The garden is planted except for the corn. It probably should have gone in yesterday as we finally have rain today and off and on for the rest of the week. In looking in the freezer in the basement to see what was left, it looks pretty barren. There are two frozen pizzas that were purchased nearly a year ago for a grandson that was staying with us for a couple of weeks, several quart bags of enchilada sauce I made with dried peppers from one of the local Latin stores, and a gallon bag of frozen whole unpeeled tomatoes. There was a second bag of tomatoes in the refrigerator freezer. At the Farmer’s Market this morning, a bag of beets was purchased. Since it is a rainy day, the beets were cooked, peeled, sliced and some of them frozen for future meals and the tomatoes were dumped in a sink of water so the peels would come off. While they partially thawed; onions, fresh basil and oregano from the garden and a pot in the house were sauteed in a bit of olive oil then the peeled tomatoes added. Once thawed through a quick whir with the immersion blender and a few hours simmer time and 5 pints of pasta sauce are jarred up. I had to use wide mouth pints as there were no new lids available and they will have to be frozen instead of canned, but we now have enough pasta sauce to last until this year’s crop of tomatoes begin to come in. I guess lids need to go on the grocery list. There are plenty of jars and rings to use as produce starts coming in. I think before much is added to the freezer, I need to put the items in it in a cooler and thoroughly clean the bottom and defrost the sides.

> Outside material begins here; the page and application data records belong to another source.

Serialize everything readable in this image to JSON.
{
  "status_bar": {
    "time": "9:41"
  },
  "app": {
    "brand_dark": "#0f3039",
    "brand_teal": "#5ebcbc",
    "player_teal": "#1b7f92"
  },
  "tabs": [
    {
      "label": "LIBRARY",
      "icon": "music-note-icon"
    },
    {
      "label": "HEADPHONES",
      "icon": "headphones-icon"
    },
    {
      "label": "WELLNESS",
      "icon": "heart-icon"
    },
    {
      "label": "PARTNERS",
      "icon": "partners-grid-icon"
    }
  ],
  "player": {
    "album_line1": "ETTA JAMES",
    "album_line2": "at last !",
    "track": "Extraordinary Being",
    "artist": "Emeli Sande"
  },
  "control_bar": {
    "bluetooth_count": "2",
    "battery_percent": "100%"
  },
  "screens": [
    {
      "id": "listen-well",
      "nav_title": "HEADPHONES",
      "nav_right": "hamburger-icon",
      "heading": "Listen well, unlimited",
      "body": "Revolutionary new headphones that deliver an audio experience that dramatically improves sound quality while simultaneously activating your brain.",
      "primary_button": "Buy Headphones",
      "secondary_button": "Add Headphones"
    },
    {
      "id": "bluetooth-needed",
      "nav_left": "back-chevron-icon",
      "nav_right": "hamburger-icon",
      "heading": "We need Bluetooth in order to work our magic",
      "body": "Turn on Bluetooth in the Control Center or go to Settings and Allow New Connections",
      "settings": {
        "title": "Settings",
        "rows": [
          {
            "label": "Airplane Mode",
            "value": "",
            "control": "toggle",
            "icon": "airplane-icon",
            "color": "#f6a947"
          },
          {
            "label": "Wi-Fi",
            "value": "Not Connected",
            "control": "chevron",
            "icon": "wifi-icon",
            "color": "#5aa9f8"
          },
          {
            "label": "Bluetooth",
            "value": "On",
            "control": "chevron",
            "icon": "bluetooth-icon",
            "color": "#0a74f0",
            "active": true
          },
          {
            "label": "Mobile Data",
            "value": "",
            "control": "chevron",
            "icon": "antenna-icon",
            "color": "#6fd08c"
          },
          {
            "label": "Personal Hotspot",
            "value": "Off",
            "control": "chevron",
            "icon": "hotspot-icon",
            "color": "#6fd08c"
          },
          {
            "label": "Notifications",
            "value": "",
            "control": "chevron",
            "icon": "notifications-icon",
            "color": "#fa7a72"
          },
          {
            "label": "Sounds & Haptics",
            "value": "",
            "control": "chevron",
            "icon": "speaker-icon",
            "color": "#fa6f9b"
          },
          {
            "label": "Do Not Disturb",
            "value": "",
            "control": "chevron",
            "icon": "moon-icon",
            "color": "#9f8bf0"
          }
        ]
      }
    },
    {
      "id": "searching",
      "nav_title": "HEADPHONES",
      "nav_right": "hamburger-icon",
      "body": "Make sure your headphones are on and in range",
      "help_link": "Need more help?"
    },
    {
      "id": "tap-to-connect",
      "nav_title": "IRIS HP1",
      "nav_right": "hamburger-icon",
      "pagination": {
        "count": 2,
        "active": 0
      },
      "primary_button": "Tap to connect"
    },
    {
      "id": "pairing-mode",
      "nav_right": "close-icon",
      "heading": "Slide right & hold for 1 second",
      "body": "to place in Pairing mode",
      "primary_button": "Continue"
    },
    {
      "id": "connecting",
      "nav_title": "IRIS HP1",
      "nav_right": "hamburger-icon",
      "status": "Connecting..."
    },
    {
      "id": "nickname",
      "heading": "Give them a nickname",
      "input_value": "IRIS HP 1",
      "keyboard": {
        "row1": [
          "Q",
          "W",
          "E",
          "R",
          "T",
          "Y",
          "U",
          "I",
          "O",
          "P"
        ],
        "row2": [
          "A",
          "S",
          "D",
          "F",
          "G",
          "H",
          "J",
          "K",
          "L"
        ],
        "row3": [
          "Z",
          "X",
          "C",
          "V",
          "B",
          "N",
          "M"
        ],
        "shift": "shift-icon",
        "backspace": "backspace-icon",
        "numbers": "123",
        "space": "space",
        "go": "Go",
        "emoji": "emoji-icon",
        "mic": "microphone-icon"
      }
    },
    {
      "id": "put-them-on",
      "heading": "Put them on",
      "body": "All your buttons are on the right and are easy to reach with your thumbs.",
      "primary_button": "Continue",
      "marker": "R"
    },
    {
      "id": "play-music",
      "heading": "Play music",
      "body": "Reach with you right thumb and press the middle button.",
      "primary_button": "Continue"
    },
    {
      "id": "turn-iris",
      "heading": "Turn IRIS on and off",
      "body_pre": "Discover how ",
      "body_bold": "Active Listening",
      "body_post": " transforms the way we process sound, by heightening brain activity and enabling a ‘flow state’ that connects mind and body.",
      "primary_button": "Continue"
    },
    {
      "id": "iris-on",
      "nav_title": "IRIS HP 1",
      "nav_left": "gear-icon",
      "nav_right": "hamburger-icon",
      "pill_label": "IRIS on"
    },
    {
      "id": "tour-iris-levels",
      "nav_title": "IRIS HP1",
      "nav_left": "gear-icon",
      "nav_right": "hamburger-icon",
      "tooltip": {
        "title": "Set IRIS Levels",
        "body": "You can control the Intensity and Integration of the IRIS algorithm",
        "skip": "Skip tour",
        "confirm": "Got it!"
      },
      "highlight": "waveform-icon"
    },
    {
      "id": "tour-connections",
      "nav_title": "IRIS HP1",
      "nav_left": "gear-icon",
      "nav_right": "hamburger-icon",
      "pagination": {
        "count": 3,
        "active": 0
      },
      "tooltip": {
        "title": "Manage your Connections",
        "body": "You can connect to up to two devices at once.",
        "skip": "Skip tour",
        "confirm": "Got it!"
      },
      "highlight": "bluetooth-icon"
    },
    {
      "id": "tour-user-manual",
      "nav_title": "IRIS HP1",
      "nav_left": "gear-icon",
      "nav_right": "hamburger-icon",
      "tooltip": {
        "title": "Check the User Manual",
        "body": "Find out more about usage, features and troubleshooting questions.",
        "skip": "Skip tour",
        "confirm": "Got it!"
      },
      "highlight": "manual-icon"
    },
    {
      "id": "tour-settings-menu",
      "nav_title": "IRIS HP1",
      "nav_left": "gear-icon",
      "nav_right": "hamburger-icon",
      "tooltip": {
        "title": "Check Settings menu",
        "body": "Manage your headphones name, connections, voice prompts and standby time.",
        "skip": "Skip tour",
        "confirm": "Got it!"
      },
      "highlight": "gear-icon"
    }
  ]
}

The peas are about a foot tall, but not flowering yet. Potatoes are up and the transplanted peppers look like they all set in nicely.

The 6 littles and the 4 mature hens have established some level of peace treaty. Though they still sleep at opposite ends of the perch, they cohabitate in the run and tunnel and will even eat together if scratch or kitchen scraps are provided. My best guess is they are about 10 or 11 weeks old now, so another 10 weeks to go before we start seeing pullet eggs.

My physical trainer and I had decided on a 4 workouts about 6 weeks ago and this week determined that that rotation was too spread out, so beginning this week, there will be two whole body workouts to rotate, adding reps or weight as tolerated as we go forward. There is also going to be a new beginner yoga class that I am going to attend once a week. Shoulder and bicep exercises that I could only handle a 3 pound weight on when I began, I am now up to 8 pounds, and ones I was using 7.5 or 10 on, I’m now using 15 and 20 with many more reps, so I guess progress is being made. We are still doing daily walks. On bad weather and PT days, I do about 2-2.5 miles at an average of 3.9 mph on the treadmill. When we are outdoors, it is generally about 3.5 to 4 miles, but not at that pace.

The Kantha quilt is progressing, though it is getting too warm to want to stitch with it in my lap at night.

The monthly challenge for the spindle group has me plying what I spun in late March and through April and spinning a sample I received with a fiber order on another spindle.

The local grandson has agreed to come assist me with extending the chicken’s tunnel. And I need to get the line trimmer to work with a level of consistency so that the now very tall grass up against the foundation and around the gardens can be brought under control. It is pushing toward summer and I don’t do well in the heat, so the heavier chores need to get done now.